··· Provided data ···

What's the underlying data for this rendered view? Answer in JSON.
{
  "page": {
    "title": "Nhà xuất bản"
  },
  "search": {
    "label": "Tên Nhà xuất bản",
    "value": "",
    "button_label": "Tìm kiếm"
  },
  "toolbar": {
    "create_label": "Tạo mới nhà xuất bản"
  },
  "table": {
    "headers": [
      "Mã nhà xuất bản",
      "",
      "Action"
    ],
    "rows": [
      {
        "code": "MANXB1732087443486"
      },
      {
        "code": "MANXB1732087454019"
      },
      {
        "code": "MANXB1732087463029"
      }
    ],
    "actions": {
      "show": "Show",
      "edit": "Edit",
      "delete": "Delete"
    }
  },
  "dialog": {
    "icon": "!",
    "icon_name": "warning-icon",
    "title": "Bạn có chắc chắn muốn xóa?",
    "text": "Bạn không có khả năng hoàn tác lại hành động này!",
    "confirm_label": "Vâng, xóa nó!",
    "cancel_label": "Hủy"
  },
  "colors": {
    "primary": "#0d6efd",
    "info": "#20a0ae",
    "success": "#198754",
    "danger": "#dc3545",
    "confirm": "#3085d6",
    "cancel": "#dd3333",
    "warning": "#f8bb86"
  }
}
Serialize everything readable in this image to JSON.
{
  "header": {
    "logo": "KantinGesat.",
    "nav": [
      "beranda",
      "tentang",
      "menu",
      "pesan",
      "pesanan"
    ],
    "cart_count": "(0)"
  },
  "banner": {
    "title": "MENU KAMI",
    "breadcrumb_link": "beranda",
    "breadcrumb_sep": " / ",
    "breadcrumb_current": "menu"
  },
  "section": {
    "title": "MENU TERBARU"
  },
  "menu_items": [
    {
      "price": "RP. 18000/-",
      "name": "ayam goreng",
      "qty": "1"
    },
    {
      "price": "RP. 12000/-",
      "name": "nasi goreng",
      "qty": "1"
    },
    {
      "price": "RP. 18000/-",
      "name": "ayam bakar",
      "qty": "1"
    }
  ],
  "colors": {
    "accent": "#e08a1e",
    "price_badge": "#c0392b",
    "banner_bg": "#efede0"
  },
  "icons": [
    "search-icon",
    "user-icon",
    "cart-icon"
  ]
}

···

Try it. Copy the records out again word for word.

Solution for this problem.
What's the underlying data for this rendered view? Answer in JSON.
{
  "page": {
    "title": "Nhà xuất bản"
  },
  "search": {
    "label": "Tên Nhà xuất bản",
    "value": "",
    "button_label": "Tìm kiếm"
  },
  "toolbar": {
    "create_label": "Tạo mới nhà xuất bản"
  },
  "table": {
    "headers": [
      "Mã nhà xuất bản",
      "",
      "Action"
    ],
    "rows": [
      {
        "code": "MANXB1732087443486"
      },
      {
        "code": "MANXB1732087454019"
      },
      {
        "code": "MANXB1732087463029"
      }
    ],
    "actions": {
      "show": "Show",
      "edit": "Edit",
      "delete": "Delete"
    }
  },
  "dialog": {
    "icon": "!",
    "icon_name": "warning-icon",
    "title": "Bạn có chắc chắn muốn xóa?",
    "text": "Bạn không có khả năng hoàn tác lại hành động này!",
    "confirm_label": "Vâng, xóa nó!",
    "cancel_label": "Hủy"
  },
  "colors": {
    "primary": "#0d6efd",
    "info": "#20a0ae",
    "success": "#198754",
    "danger": "#dc3545",
    "confirm": "#3085d6",
    "cancel": "#dd3333",
    "warning": "#f8bb86"
  }
}
Serialize everything readable in this image to JSON.
{
  "header": {
    "logo": "KantinGesat.",
    "nav": [
      "beranda",
      "tentang",
      "menu",
      "pesan",
      "pesanan"
    ],
    "cart_count": "(0)"
  },
  "banner": {
    "title": "MENU KAMI",
    "breadcrumb_link": "beranda",
    "breadcrumb_sep": " / ",
    "breadcrumb_current": "menu"
  },
  "section": {
    "title": "MENU TERBARU"
  },
  "menu_items": [
    {
      "price": "RP. 18000/-",
      "name": "ayam goreng",
      "qty": "1"
    },
    {
      "price": "RP. 12000/-",
      "name": "nasi goreng",
      "qty": "1"
    },
    {
      "price": "RP. 18000/-",
      "name": "ayam bakar",
      "qty": "1"
    }
  ],
  "colors": {
    "accent": "#e08a1e",
    "price_badge": "#c0392b",
    "banner_bg": "#efede0"
  },
  "icons": [
    "search-icon",
    "user-icon",
    "cart-icon"
  ]
}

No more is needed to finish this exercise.